lived. He was at his 70th birthday dinner party in his club. the Athenaeum, when — to employ an unsentimental phrase he was fond of— he dropped dead.
It was, of course, a most distressing scene for his 13 close friends to witness; but afterwards we agreed that there was something spookily appropriate about his manner of going. Fr Anthony Symondson, who had given him absolution, observed that all the strands of Brian's life had come together in one small, candlelit library: friends from childhood, Stowe, Oxford, his time as an Anglican vicar and his new career as a Catholic journalist.
Only later did we discover that on the morning of the dinner party he had been advised by a medical friend to cancel it and go straight into hospital. Brian had spent months planning the guest list and an intimidating eight-course menu; he said there was no question of calling it off. You could die at your own dinner, the friend warned him. "So be it," he replied. "I shall go down in flames."
I first met Brian when I was a cub reporter in Reading and he was the town's best-known clergyman. It was 1984; the then Bishop of Durham had made one of his seasonal assaults on Christian orthodoxy and my news editor wanted indignant quotes from local clerics. "Brindley's your man," he advised.
He cut an extraordinary figure in those days: enormously fat, with a mop of tight grey curls that looked like an 18thcentury periwig, his height accentuated by a pair of buckled shoes with fourinch heels painted (by himself) in monsignoral red. The services he conducted in Holy Trinity made High Mass at the London Oratory look like a meeting of the Society of Friends. His church was dark and cramped, but filled with glorious cast-offs: a pulpit from one Oxford church and the tabernacle from another, and the rood screen carved by Pugin for St Chad's Catholic Cathedral, Birmingham, which he rescued from a scrap-heap after it was discarded by archdiocesan vandals.
For Brian, beauty was the first requirement of worship; but, unlike many Anglo-Catholic priests, he did not allow his interest in the niceties of rubric to turn into liturgical solipsism. He became a senior member of the General Synod and lobbied hard in order to Catholicise the text of the Alternative Service Book; it was partly thanks to him that for years Anglicans used a rite almost indistinguishable from our own second Eucharistic prayer.
His decision to become a Catholic after the Synod vote for women priests in 1992 was instantaneous and irrevocable; I had the privilege of being his sponsor. He had never liked the Church of England. if the truth he told, and later enjoyed teasing it from the other bank of the Tiber. He chose Leo as his confirmation name — in honour, he said, of the Pope who had declared Anglican orders null and void. "I feel like a commercial traveller who has spent 30 years selling a particular brand of vacuum cleaner only to discover that they don't actually work," he said. The red sash — he would have been cross that I don't know the right term for it — that he wore so proudly over his cassock after being made a canon was converted into a bellpull for his house in Brighton.

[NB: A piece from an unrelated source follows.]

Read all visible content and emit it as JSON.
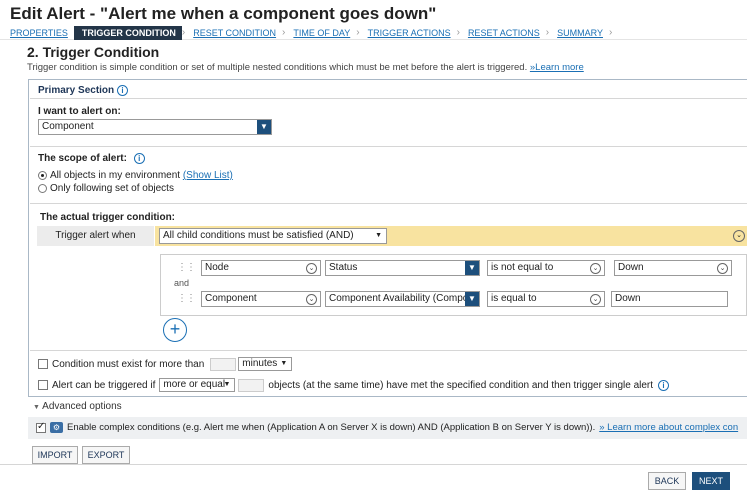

Brian could hold forth confidently on a prodigious number of subjects: the operas of Rossini, the gardens of Jekyll, the language of Cranmer (which he thought overrated), the joys of Coronation Street and, especially, the architecture and food of Rome. It was a sadness to him that his health was not good enough to allow him to visit his beloved city as a Catholic. Unusually for a man of such baroque tastes, he was an enthusiast for the Bible, and deplored what he saw as the efforts of liberal scholars to obscure its unvarnished truth. He was amused that his columns simultaneously annoyed progressive and Tridentine ideologues: his liturgical ideal was the New Mass, celebrated in Latin with elegant ceremonial.
He was an inspired choice to write a fortnightly Charterhouse column. His copy arrived promptly by fax, precisely to length, with a covering sheet addressed to "the Catholick Herald" written in lugubrious Gothic type and headed "fax vobiscum". In my early years as literary editor I tried to persuade him to abandon his self-consciously archaic use of Victorian semi-colons, but to no avail: he ignored what he called my "colonic initation".
"lam never afraid to use a good honest cliché," he used to say of his writing, so let me end with one: the world will be a duller place without my irreplaceable old friend.